NEW YORK - Bells are tolling as New York City observes a moment of silence to observe the time the first plane struck the north tower of the World Trade Center 14 years ago.
Families of victims of the 2001 and 1993 World Trade Center attacks began reading names Friday at ground zero.
President Barack Obama and first lady Michelle Obama stepped out of the White House at 8:46 a.m. to observe a moment of silence.
Nereida Valle carried a photo of her daughter, Nereida DeJesus, who was 31 and working for Aon when she died on the 98th floor of the south tower.
Says the mother at ground zero: "I feel her every day."
In Pennsylvania, the names of passengers and crew killed in the hijacking of United Flight 93 were also read as bells also tolled in their honor. Hundreds gathered for the ceremony to honor the 33 passengers and seven crew members aboard the flight brought down near Shanksville, Pennsylvania.
Flight 93 was headed from Newark, New Jersey, to San Francisco when it was hijacked with the likely goal of crashing it into the White House or Capitol. A passenger revolt ended with it going down in a Pennsylvania field.
Ben Mecham of Johnstown, Pennsylvania, brought his 7-year-old son, Parker. Mecham says children should not think of it as just "another plane crash." Parker says he "can't believe" that people were so brave.
Secretary of State John Kerry took time to honor both those who died in the terror attacks 14 years ago, as well as the four Americans killed on Sept. 11, 2012, at a U.S. diplomatic outpost in Benghazi, Libya.
Kerry says each "was a brave and dedicated professional ... deeply committed to service" on America's behalf, and that the anniversary should be a reminder to press on with American diplomacy. He says the United States will never be intimidated by terrorists.

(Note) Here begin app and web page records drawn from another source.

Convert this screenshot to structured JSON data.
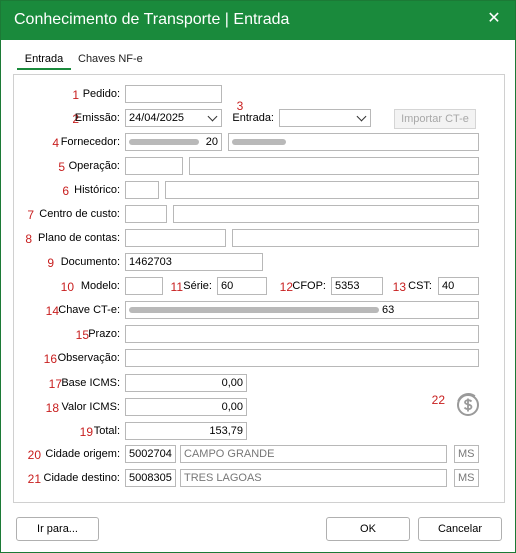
{
  "window": {
    "title": "Conhecimento de Transporte | Entrada",
    "close_icon": "close-icon"
  },
  "tabs": [
    {
      "label": "Entrada",
      "active": true
    },
    {
      "label": "Chaves NF-e",
      "active": false
    }
  ],
  "colors": {
    "titlebar": "#1a8a3c",
    "number": "#c81e1e"
  },
  "form": {
    "pedido": {
      "num": "1",
      "label": "Pedido:",
      "value": ""
    },
    "emissao": {
      "num": "2",
      "label": "Emissão:",
      "value": "24/04/2025"
    },
    "entrada": {
      "num": "3",
      "label": "Entrada:",
      "value": ""
    },
    "importar_label": "Importar CT-e",
    "fornecedor": {
      "num": "4",
      "label": "Fornecedor:",
      "code_suffix": "20"
    },
    "operacao": {
      "num": "5",
      "label": "Operação:"
    },
    "historico": {
      "num": "6",
      "label": "Histórico:"
    },
    "centro_custo": {
      "num": "7",
      "label": "Centro de custo:"
    },
    "plano_contas": {
      "num": "8",
      "label": "Plano de contas:"
    },
    "documento": {
      "num": "9",
      "label": "Documento:",
      "value": "1462703"
    },
    "modelo": {
      "num": "10",
      "label": "Modelo:",
      "value": ""
    },
    "serie": {
      "num": "11",
      "label": "Série:",
      "value": "60"
    },
    "cfop": {
      "num": "12",
      "label": "CFOP:",
      "value": "5353"
    },
    "cst": {
      "num": "13",
      "label": "CST:",
      "value": "40"
    },
    "chave_cte": {
      "num": "14",
      "label": "Chave CT-e:",
      "value_suffix": "63"
    },
    "prazo": {
      "num": "15",
      "label": "Prazo:",
      "value": ""
    },
    "observacao": {
      "num": "16",
      "label": "Observação:",
      "value": ""
    },
    "base_icms": {
      "num": "17",
      "label": "Base ICMS:",
      "value": "0,00"
    },
    "valor_icms": {
      "num": "18",
      "label": "Valor ICMS:",
      "value": "0,00"
    },
    "total": {
      "num": "19",
      "label": "Total:",
      "value": "153,79"
    },
    "cidade_origem": {
      "num": "20",
      "label": "Cidade origem:",
      "code": "5002704",
      "name": "CAMPO GRANDE",
      "uf": "MS"
    },
    "cidade_destino": {
      "num": "21",
      "label": "Cidade destino:",
      "code": "5008305",
      "name": "TRES LAGOAS",
      "uf": "MS"
    },
    "coin_marker": {
      "num": "22",
      "icon": "dollar-refresh-icon"
    }
  },
  "footer": {
    "ir_para": "Ir para...",
    "ok": "OK",
    "cancelar": "Cancelar"
  }
}
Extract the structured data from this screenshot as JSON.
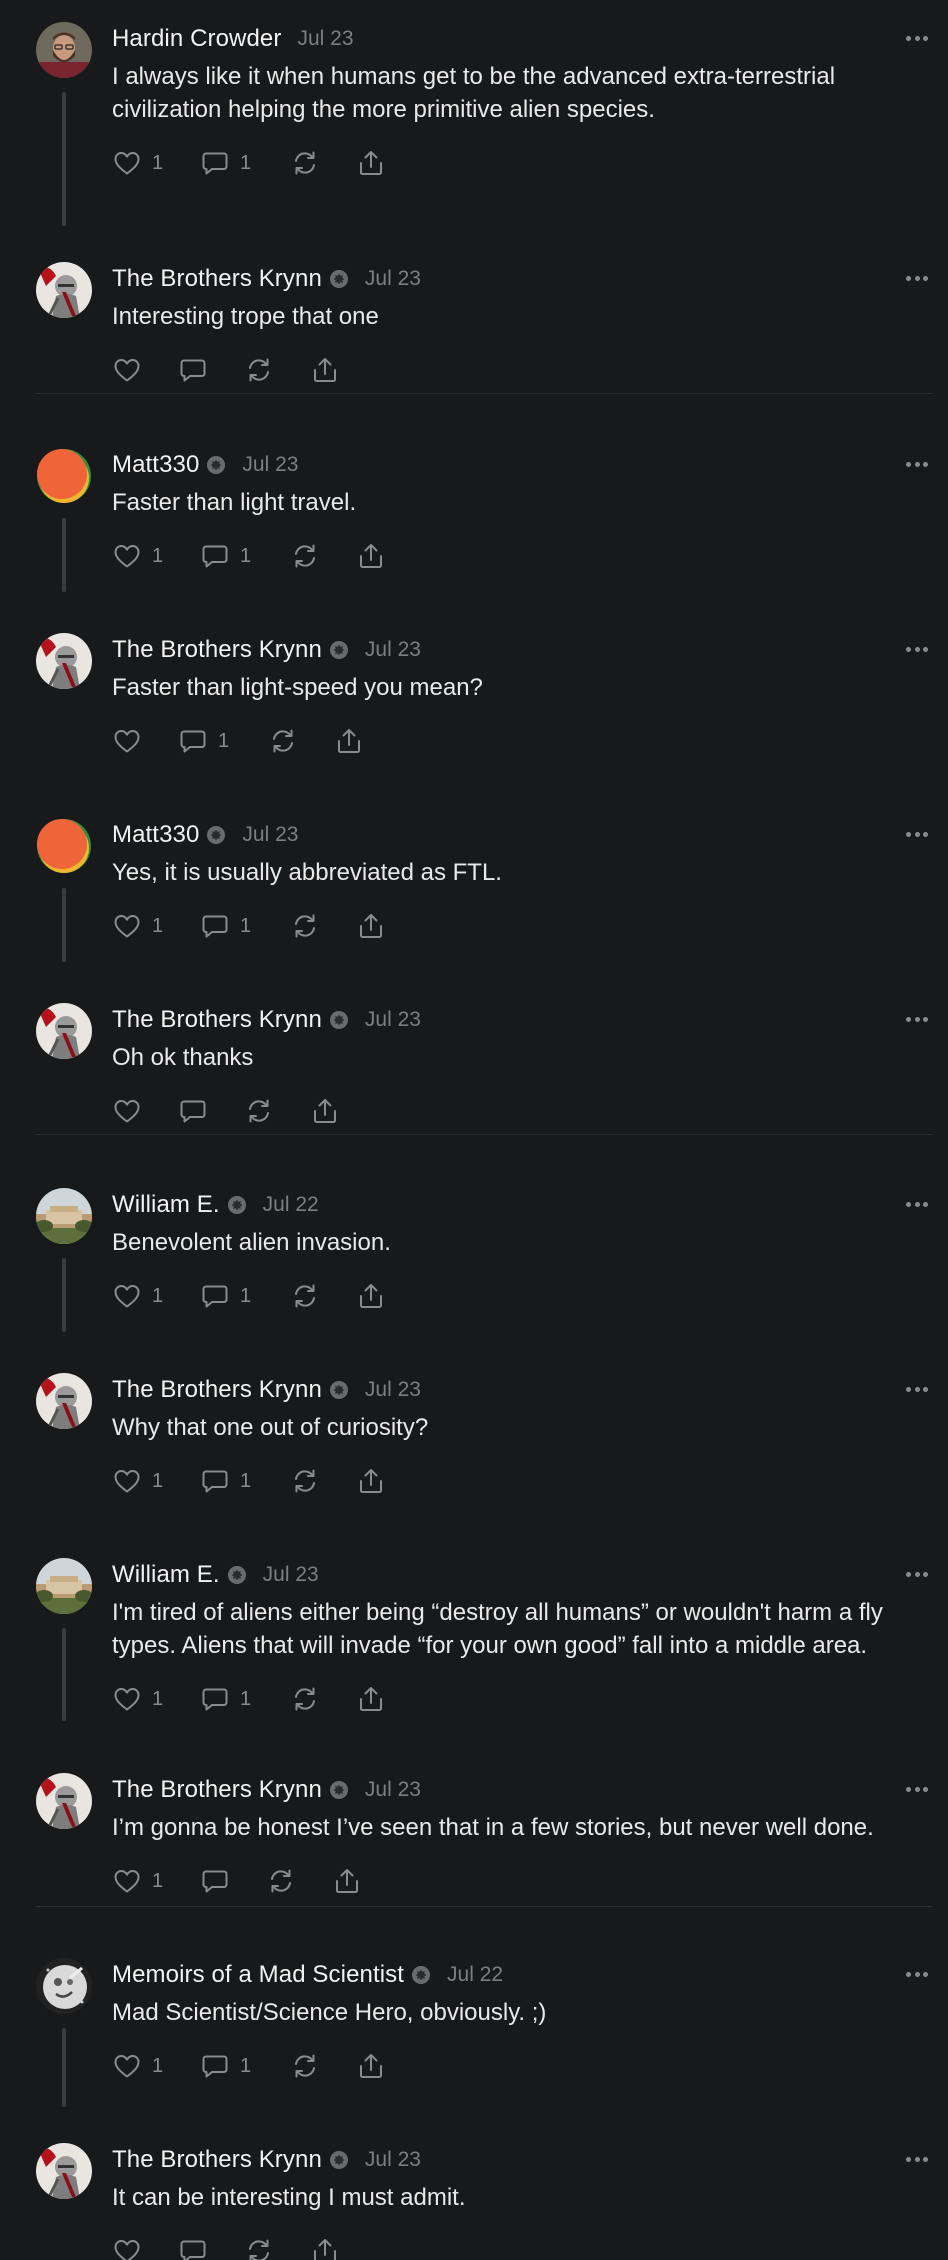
{
  "colors": {
    "background": "#18191b",
    "text": "#e9e9e9",
    "muted": "#7d7e82",
    "icon": "#8a8b8f",
    "thread_line": "#3a3b3e",
    "divider": "#2e2f32"
  },
  "posts": [
    {
      "author": "Hardin Crowder",
      "verified": false,
      "date": "Jul 23",
      "avatar": "avatar-bearded-man",
      "lines": [
        "I always like it when humans get to be the advanced extra-terrestrial",
        "civilization helping the more primitive alien species."
      ],
      "likes": "1",
      "replies": "1"
    },
    {
      "author": "The Brothers Krynn",
      "verified": true,
      "date": "Jul 23",
      "avatar": "avatar-knight",
      "lines": [
        "Interesting trope that one"
      ],
      "likes": "",
      "replies": ""
    },
    {
      "author": "Matt330",
      "verified": true,
      "date": "Jul 23",
      "avatar": "avatar-orange-circle",
      "lines": [
        "Faster than light travel."
      ],
      "likes": "1",
      "replies": "1"
    },
    {
      "author": "The Brothers Krynn",
      "verified": true,
      "date": "Jul 23",
      "avatar": "avatar-knight",
      "lines": [
        "Faster than light-speed you mean?"
      ],
      "likes": "",
      "replies": "1"
    },
    {
      "author": "Matt330",
      "verified": true,
      "date": "Jul 23",
      "avatar": "avatar-orange-circle",
      "lines": [
        "Yes, it is usually abbreviated as FTL."
      ],
      "likes": "1",
      "replies": "1"
    },
    {
      "author": "The Brothers Krynn",
      "verified": true,
      "date": "Jul 23",
      "avatar": "avatar-knight",
      "lines": [
        "Oh ok thanks"
      ],
      "likes": "",
      "replies": ""
    },
    {
      "author": "William E.",
      "verified": true,
      "date": "Jul 22",
      "avatar": "avatar-landscape",
      "lines": [
        "Benevolent alien invasion."
      ],
      "likes": "1",
      "replies": "1"
    },
    {
      "author": "The Brothers Krynn",
      "verified": true,
      "date": "Jul 23",
      "avatar": "avatar-knight",
      "lines": [
        "Why that one out of curiosity?"
      ],
      "likes": "1",
      "replies": "1"
    },
    {
      "author": "William E.",
      "verified": true,
      "date": "Jul 23",
      "avatar": "avatar-landscape",
      "lines": [
        "I'm tired of aliens either being “destroy all humans” or wouldn't harm a fly",
        "types. Aliens that will invade “for your own good” fall into a middle area."
      ],
      "likes": "1",
      "replies": "1"
    },
    {
      "author": "The Brothers Krynn",
      "verified": true,
      "date": "Jul 23",
      "avatar": "avatar-knight",
      "lines": [
        "I’m gonna be honest I’ve seen that in a few stories, but never well done."
      ],
      "likes": "1",
      "replies": ""
    },
    {
      "author": "Memoirs of a Mad Scientist",
      "verified": true,
      "date": "Jul 22",
      "avatar": "avatar-moon-face",
      "lines": [
        "Mad Scientist/Science Hero, obviously. ;)"
      ],
      "likes": "1",
      "replies": "1"
    },
    {
      "author": "The Brothers Krynn",
      "verified": true,
      "date": "Jul 23",
      "avatar": "avatar-knight",
      "lines": [
        "It can be interesting I must admit."
      ],
      "likes": "",
      "replies": ""
    }
  ]
}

The 2012 attack on a U.S. post in Benghazi killed U.S. Ambassador Christopher Stevens, foreign service officer Sean Smith, and two CIA contractors, Tyrone S. Woods and Glen Doherty.